You would think that entering a challenge to win $10,000 would mean that the possibility of winning the scholarship would be at the forefront of your mind, but Amanda’s reaction to winning was one we see pretty often from students—sheer surprise!
“I wasn’t expecting it at all,” she said. “My mom texted me asking ‘Did you apply for the literacy challenge scholarship?’ That didn’t sound familiar, so I said, ‘No, I don’t think so.’ Then I was like, ‘Wait, what’s it called? Oh, Dave Ramsey!’ So from there, of course, I did remember applying.”
She quickly went from surprise to disbelief.
“When she told me I won, I said, ‘No way! This isn’t real,’” Amanda explained. “Then I went and told my favorite teacher and some friends. As I was telling them my news, I started tearing up. Everyone was just so happy.”

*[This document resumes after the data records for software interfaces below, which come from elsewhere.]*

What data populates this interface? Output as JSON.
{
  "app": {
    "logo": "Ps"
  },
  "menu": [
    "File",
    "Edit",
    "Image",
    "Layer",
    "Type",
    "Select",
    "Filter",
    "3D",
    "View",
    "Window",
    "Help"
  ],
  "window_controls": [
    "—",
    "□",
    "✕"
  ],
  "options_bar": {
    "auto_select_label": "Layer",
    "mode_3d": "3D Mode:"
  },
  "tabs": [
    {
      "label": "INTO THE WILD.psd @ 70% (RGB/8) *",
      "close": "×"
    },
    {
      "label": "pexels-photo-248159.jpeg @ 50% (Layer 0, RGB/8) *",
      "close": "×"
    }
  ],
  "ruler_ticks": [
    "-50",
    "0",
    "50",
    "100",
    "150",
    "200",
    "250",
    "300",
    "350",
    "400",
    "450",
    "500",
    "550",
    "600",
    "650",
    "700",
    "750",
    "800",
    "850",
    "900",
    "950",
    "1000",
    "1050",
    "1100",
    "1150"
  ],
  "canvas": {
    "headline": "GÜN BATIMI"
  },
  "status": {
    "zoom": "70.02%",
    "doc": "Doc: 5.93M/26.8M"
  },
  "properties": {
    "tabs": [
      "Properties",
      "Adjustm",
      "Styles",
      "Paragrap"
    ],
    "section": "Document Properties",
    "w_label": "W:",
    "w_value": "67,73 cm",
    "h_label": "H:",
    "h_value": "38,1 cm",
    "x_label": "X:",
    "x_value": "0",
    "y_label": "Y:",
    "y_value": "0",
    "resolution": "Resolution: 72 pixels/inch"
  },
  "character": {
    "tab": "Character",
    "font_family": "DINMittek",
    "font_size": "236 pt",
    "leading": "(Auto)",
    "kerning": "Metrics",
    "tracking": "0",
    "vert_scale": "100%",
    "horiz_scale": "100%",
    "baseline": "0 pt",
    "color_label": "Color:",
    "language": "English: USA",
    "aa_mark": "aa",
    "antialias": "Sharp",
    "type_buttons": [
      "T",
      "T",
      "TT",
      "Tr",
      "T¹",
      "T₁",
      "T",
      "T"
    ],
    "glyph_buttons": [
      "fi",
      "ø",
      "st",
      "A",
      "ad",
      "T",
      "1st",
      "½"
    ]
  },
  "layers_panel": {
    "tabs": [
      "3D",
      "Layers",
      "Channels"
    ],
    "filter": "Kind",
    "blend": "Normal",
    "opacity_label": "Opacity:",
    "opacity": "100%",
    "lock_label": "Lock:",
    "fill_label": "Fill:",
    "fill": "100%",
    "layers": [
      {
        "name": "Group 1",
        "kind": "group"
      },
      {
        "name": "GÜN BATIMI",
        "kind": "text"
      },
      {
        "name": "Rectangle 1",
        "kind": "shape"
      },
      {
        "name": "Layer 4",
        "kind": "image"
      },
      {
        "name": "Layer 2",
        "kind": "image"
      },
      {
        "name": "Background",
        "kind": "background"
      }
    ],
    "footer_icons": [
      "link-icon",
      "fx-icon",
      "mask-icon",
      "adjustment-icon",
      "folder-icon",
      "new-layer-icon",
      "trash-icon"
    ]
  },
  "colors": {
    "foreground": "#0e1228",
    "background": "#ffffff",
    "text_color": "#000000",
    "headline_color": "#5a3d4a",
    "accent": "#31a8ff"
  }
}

Today Amanda’s working hard at Jefferson University in Philadelphia. Her school’s law and society program allows her to explore career options in both psychology and art. She’s even thinking about going into detective work.
And it’s clear she has no trouble putting what she learns in school to practical use. For example, she took Ramsey Education’s Foundations in Personal Finance course as a senior in high school—and it shows.
“I thoroughly enjoyed that class, and I learned a lot about money,” Amanda said. “It affected my habits a lot. I don’t spend any money unless it’s necessary. I definitely try to get the most discounted price that I can, and I save my money religiously. I even saved up to buy myself a really nice car and doing that made me feel really good.”
With a paid-for car, one year of school paid by the scholarship, and a plan to pay the rest through her earnings, she’s well on her way to graduating from college debt-free. And her financial plans don’t stop there!
“One of the big things I wasn’t aware of before taking the Foundations class was how to make money off of my money through investments,” she said. “Right now I can’t do that, but after I graduate I plan to invest.”
Excited for the Future
Another 2017 Financial Literacy Challenge scholarship winner, Ne’Shemia White of Abilene, Texas, took her winnings to McMurry University where she’s now majoring in psychology. She says she has a hopeful view of her future, and those hopes got a big boost from winning the scholarship.
“It was great to win! When I heard the news I was super excited, especially because I owed a lot for the fall semester. It really helped me with college this year.”
Although Ne’Shemia’s freshman year has had its share of the usual stresses, she says she’s had a good overall experience in college so far. And she agrees with Amanda on the value of the Foundations curriculum.
“I had a great teacher,” she said. “When I get through with college, I think I’ll be able to apply what I learned from Foundations about budgeting and saving and be financially stable.”